### RECORDS
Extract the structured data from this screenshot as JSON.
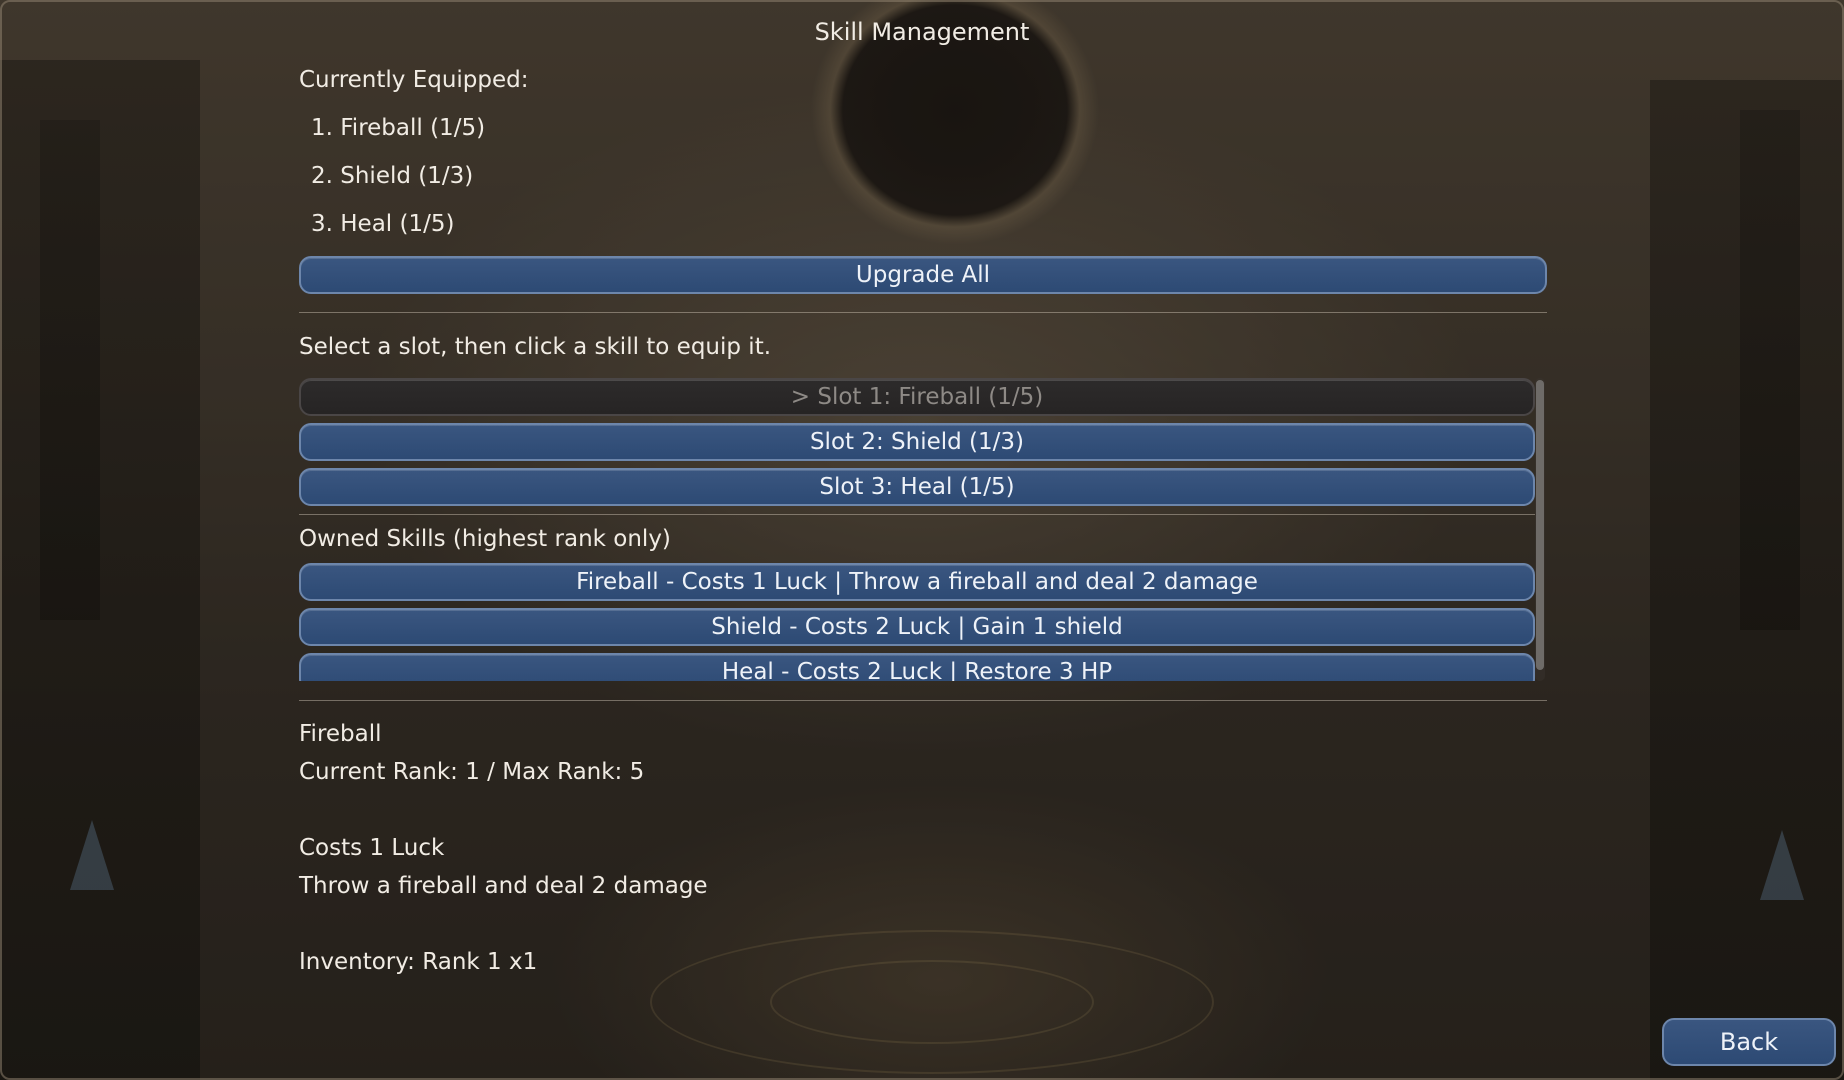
{
  "title": "Skill Management",
  "equipped": {
    "heading": "Currently Equipped:",
    "items": [
      "1. Fireball (1/5)",
      "2. Shield (1/3)",
      "3. Heal (1/5)"
    ]
  },
  "upgrade_all_label": "Upgrade All",
  "instruction": "Select a slot, then click a skill to equip it.",
  "slots": [
    {
      "label": "> Slot 1: Fireball (1/5)",
      "state": "selected"
    },
    {
      "label": "Slot 2: Shield (1/3)",
      "state": "normal"
    },
    {
      "label": "Slot 3: Heal (1/5)",
      "state": "normal"
    }
  ],
  "owned": {
    "heading": "Owned Skills (highest rank only)",
    "skills": [
      "Fireball - Costs 1 Luck | Throw a fireball and deal 2 damage",
      "Shield - Costs 2 Luck | Gain 1 shield",
      "Heal - Costs 2 Luck | Restore 3 HP"
    ]
  },
  "detail": {
    "name": "Fireball",
    "rank": "Current Rank: 1 / Max Rank: 5",
    "cost": "Costs 1 Luck",
    "description": "Throw a fireball and deal 2 damage",
    "inventory": "Inventory: Rank 1 x1"
  },
  "back_label": "Back",
  "colors": {
    "button_fill": "#2d4a74",
    "button_border": "#6d86ab",
    "disabled_fill": "#262424",
    "text": "#f1ece4"
  }
}
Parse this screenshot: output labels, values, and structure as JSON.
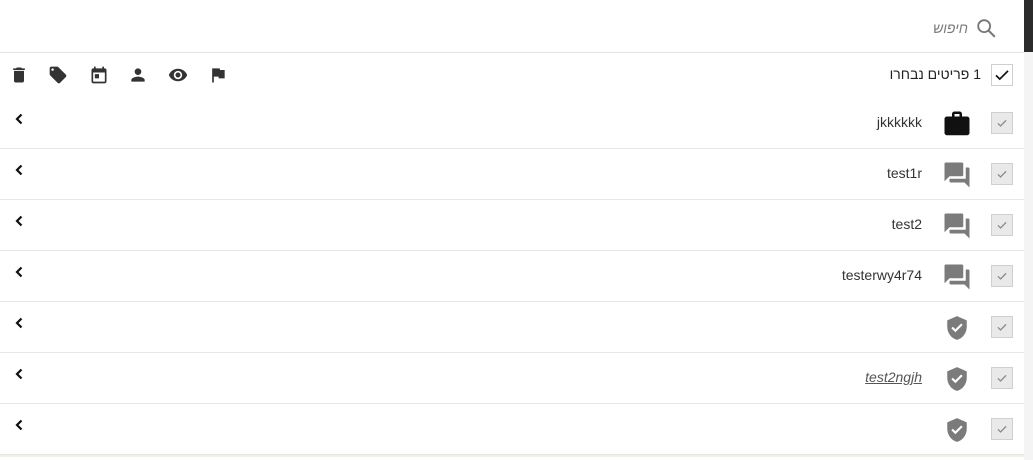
{
  "search": {
    "placeholder": "חיפוש",
    "value": ""
  },
  "selection": {
    "label": "1 פריטים נבחרו",
    "all_checked": true
  },
  "toolbar": {
    "actions": [
      {
        "name": "delete",
        "icon": "trash-icon"
      },
      {
        "name": "tag",
        "icon": "tag-icon"
      },
      {
        "name": "due-date",
        "icon": "calendar-icon"
      },
      {
        "name": "assign",
        "icon": "person-icon"
      },
      {
        "name": "watch",
        "icon": "eye-icon"
      },
      {
        "name": "flag",
        "icon": "flag-icon"
      }
    ]
  },
  "rows": [
    {
      "title": "jkkkkkk",
      "type_icon": "briefcase-icon",
      "checked": true,
      "link": false
    },
    {
      "title": "test1r",
      "type_icon": "chat-bubbles-icon",
      "checked": true,
      "link": false
    },
    {
      "title": "test2",
      "type_icon": "chat-bubbles-icon",
      "checked": true,
      "link": false
    },
    {
      "title": "testerwy4r74",
      "type_icon": "chat-bubbles-icon",
      "checked": true,
      "link": false
    },
    {
      "title": "",
      "type_icon": "shield-check-icon",
      "checked": true,
      "link": false
    },
    {
      "title": "test2ngjh",
      "type_icon": "shield-check-icon",
      "checked": true,
      "link": true
    },
    {
      "title": "",
      "type_icon": "shield-check-icon",
      "checked": true,
      "link": false
    }
  ],
  "colors": {
    "icon_dark": "#333333",
    "icon_gray": "#7b7b7b",
    "border": "#e6e6e6"
  }
}
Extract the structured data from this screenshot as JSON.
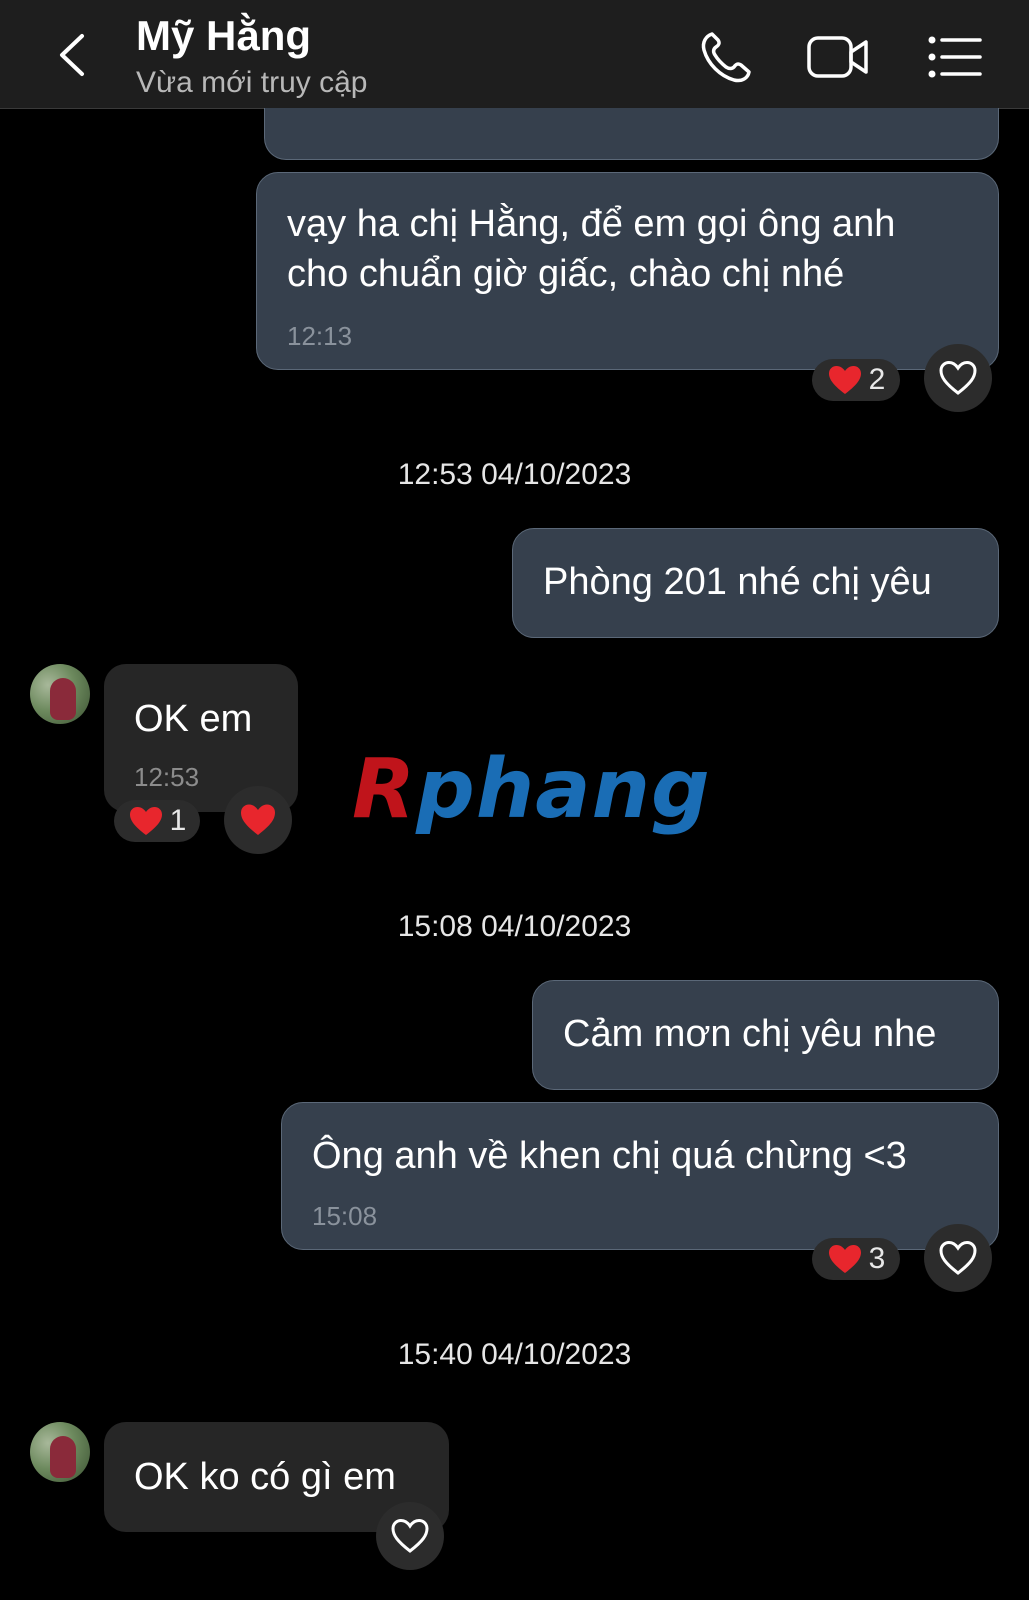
{
  "header": {
    "name": "Mỹ Hằng",
    "status": "Vừa mới truy cập"
  },
  "messages": [
    {
      "line1": "vạy ha chị Hằng, để em gọi ông anh",
      "line2": "cho chuẩn giờ giấc, chào chị nhé",
      "time": "12:13",
      "reaction_count": "2"
    },
    {
      "text": "Phòng 201 nhé chị yêu"
    },
    {
      "text": "OK em",
      "time": "12:53",
      "reaction_count": "1"
    },
    {
      "text": "Cảm mơn chị yêu nhe"
    },
    {
      "text": "Ông anh về khen chị quá chừng <3",
      "time": "15:08",
      "reaction_count": "3"
    },
    {
      "text": "OK ko có gì em"
    }
  ],
  "dates": [
    "12:53 04/10/2023",
    "15:08 04/10/2023",
    "15:40 04/10/2023"
  ],
  "watermark": {
    "part1": "R",
    "part2": "phang"
  },
  "colors": {
    "bubble_out": "#36404d",
    "bubble_in": "#262626",
    "heart": "#e8262d"
  }
}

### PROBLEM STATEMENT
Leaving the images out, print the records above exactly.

### FINISHED EXERCISE
Extract the structured data from this screenshot as JSON.
{
  "title": "Skill Management",
  "equipped": {
    "heading": "Currently Equipped:",
    "items": [
      "1. Fireball (1/5)",
      "2. Shield (1/3)",
      "3. Heal (1/5)"
    ]
  },
  "upgrade_all_label": "Upgrade All",
  "instruction": "Select a slot, then click a skill to equip it.",
  "slots": [
    {
      "label": "> Slot 1: Fireball (1/5)",
      "state": "selected"
    },
    {
      "label": "Slot 2: Shield (1/3)",
      "state": "normal"
    },
    {
      "label": "Slot 3: Heal (1/5)",
      "state": "normal"
    }
  ],
  "owned": {
    "heading": "Owned Skills (highest rank only)",
    "skills": [
      "Fireball - Costs 1 Luck | Throw a fireball and deal 2 damage",
      "Shield - Costs 2 Luck | Gain 1 shield",
      "Heal - Costs 2 Luck | Restore 3 HP"
    ]
  },
  "detail": {
    "name": "Fireball",
    "rank": "Current Rank: 1 / Max Rank: 5",
    "cost": "Costs 1 Luck",
    "description": "Throw a fireball and deal 2 damage",
    "inventory": "Inventory: Rank 1 x1"
  },
  "back_label": "Back",
  "colors": {
    "button_fill": "#2d4a74",
    "button_border": "#6d86ab",
    "disabled_fill": "#262424",
    "text": "#f1ece4"
  }
}
Parse this screenshot: output labels, values, and structure as JSON.
{
  "search": {
    "placeholder": "חיפוש",
    "value": ""
  },
  "selection": {
    "label": "1 פריטים נבחרו",
    "all_checked": true
  },
  "toolbar": {
    "actions": [
      {
        "name": "delete",
        "icon": "trash-icon"
      },
      {
        "name": "tag",
        "icon": "tag-icon"
      },
      {
        "name": "due-date",
        "icon": "calendar-icon"
      },
      {
        "name": "assign",
        "icon": "person-icon"
      },
      {
        "name": "watch",
        "icon": "eye-icon"
      },
      {
        "name": "flag",
        "icon": "flag-icon"
      }
    ]
  },
  "rows": [
    {
      "title": "jkkkkkk",
      "type_icon": "briefcase-icon",
      "checked": true,
      "link": false
    },
    {
      "title": "test1r",
      "type_icon": "chat-bubbles-icon",
      "checked": true,
      "link": false
    },
    {
      "title": "test2",
      "type_icon": "chat-bubbles-icon",
      "checked": true,
      "link": false
    },
    {
      "title": "testerwy4r74",
      "type_icon": "chat-bubbles-icon",
      "checked": true,
      "link": false
    },
    {
      "title": "",
      "type_icon": "shield-check-icon",
      "checked": true,
      "link": false
    },
    {
      "title": "test2ngjh",
      "type_icon": "shield-check-icon",
      "checked": true,
      "link": true
    },
    {
      "title": "",
      "type_icon": "shield-check-icon",
      "checked": true,
      "link": false
    }
  ],
  "colors": {
    "icon_dark": "#333333",
    "icon_gray": "#7b7b7b",
    "border": "#e6e6e6"
  }
}
Extract the structured data from this screenshot as JSON.
{
  "header": {
    "name": "Mỹ Hằng",
    "status": "Vừa mới truy cập"
  },
  "messages": [
    {
      "line1": "vạy ha chị Hằng, để em gọi ông anh",
      "line2": "cho chuẩn giờ giấc, chào chị nhé",
      "time": "12:13",
      "reaction_count": "2"
    },
    {
      "text": "Phòng 201 nhé chị yêu"
    },
    {
      "text": "OK em",
      "time": "12:53",
      "reaction_count": "1"
    },
    {
      "text": "Cảm mơn chị yêu nhe"
    },
    {
      "text": "Ông anh về khen chị quá chừng <3",
      "time": "15:08",
      "reaction_count": "3"
    },
    {
      "text": "OK ko có gì em"
    }
  ],
  "dates": [
    "12:53 04/10/2023",
    "15:08 04/10/2023",
    "15:40 04/10/2023"
  ],
  "watermark": {
    "part1": "R",
    "part2": "phang"
  },
  "colors": {
    "bubble_out": "#36404d",
    "bubble_in": "#262626",
    "heart": "#e8262d"
  }
}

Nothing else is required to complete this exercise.